_What to produce_.
In the copy you make of the entries, no picture should appear, and every word must match.
(Beginning of Records to process)
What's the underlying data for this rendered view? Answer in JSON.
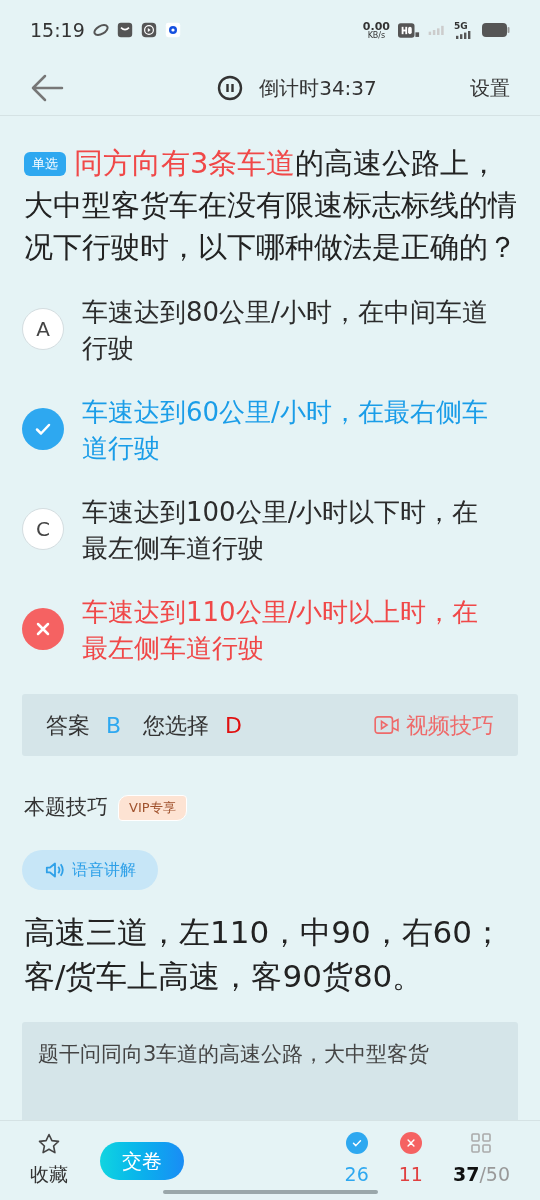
{
  "status_bar": {
    "time": "15:19",
    "speed_value": "0.00",
    "speed_unit": "KB/s",
    "network": "5G"
  },
  "header": {
    "timer": "倒计时34:37",
    "settings": "设置"
  },
  "question": {
    "type": "单选",
    "highlight": "同方向有3条车道",
    "text": "的高速公路上，大中型客货车在没有限速标志标线的情况下行驶时，以下哪种做法是正确的？"
  },
  "options": [
    {
      "kind": "normal",
      "letter": "A",
      "text": "车速达到80公里/小时，在中间车道行驶"
    },
    {
      "kind": "correct",
      "text": "车速达到60公里/小时，在最右侧车道行驶"
    },
    {
      "kind": "normal",
      "letter": "C",
      "text": "车速达到100公里/小时以下时，在最左侧车道行驶"
    },
    {
      "kind": "wrong",
      "text": "车速达到110公里/小时以上时，在最左侧车道行驶"
    }
  ],
  "result": {
    "answer_label": "答案",
    "answer": "B",
    "choice_label": "您选择",
    "choice": "D",
    "video_link": "视频技巧"
  },
  "tips": {
    "title": "本题技巧",
    "badge": "VIP专享",
    "audio_button": "语音讲解",
    "mnemonic": "高速三道，左110，中90，右60；客/货车上高速，客90货80。",
    "explanation": "题干问同向3车道的高速公路，大中型客货"
  },
  "bottom_bar": {
    "favorite": "收藏",
    "submit": "交卷",
    "correct_count": "26",
    "wrong_count": "11",
    "current": "37",
    "total": "/50"
  }
}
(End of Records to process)
_Output of the task_.
What's the underlying data for this rendered view? Answer in JSON.
{
  "status_bar": {
    "time": "15:19",
    "speed_value": "0.00",
    "speed_unit": "KB/s",
    "network": "5G"
  },
  "header": {
    "timer": "倒计时34:37",
    "settings": "设置"
  },
  "question": {
    "type": "单选",
    "highlight": "同方向有3条车道",
    "text": "的高速公路上，大中型客货车在没有限速标志标线的情况下行驶时，以下哪种做法是正确的？"
  },
  "options": [
    {
      "kind": "normal",
      "letter": "A",
      "text": "车速达到80公里/小时，在中间车道行驶"
    },
    {
      "kind": "correct",
      "text": "车速达到60公里/小时，在最右侧车道行驶"
    },
    {
      "kind": "normal",
      "letter": "C",
      "text": "车速达到100公里/小时以下时，在最左侧车道行驶"
    },
    {
      "kind": "wrong",
      "text": "车速达到110公里/小时以上时，在最左侧车道行驶"
    }
  ],
  "result": {
    "answer_label": "答案",
    "answer": "B",
    "choice_label": "您选择",
    "choice": "D",
    "video_link": "视频技巧"
  },
  "tips": {
    "title": "本题技巧",
    "badge": "VIP专享",
    "audio_button": "语音讲解",
    "mnemonic": "高速三道，左110，中90，右60；客/货车上高速，客90货80。",
    "explanation": "题干问同向3车道的高速公路，大中型客货"
  },
  "bottom_bar": {
    "favorite": "收藏",
    "submit": "交卷",
    "correct_count": "26",
    "wrong_count": "11",
    "current": "37",
    "total": "/50"
  }
}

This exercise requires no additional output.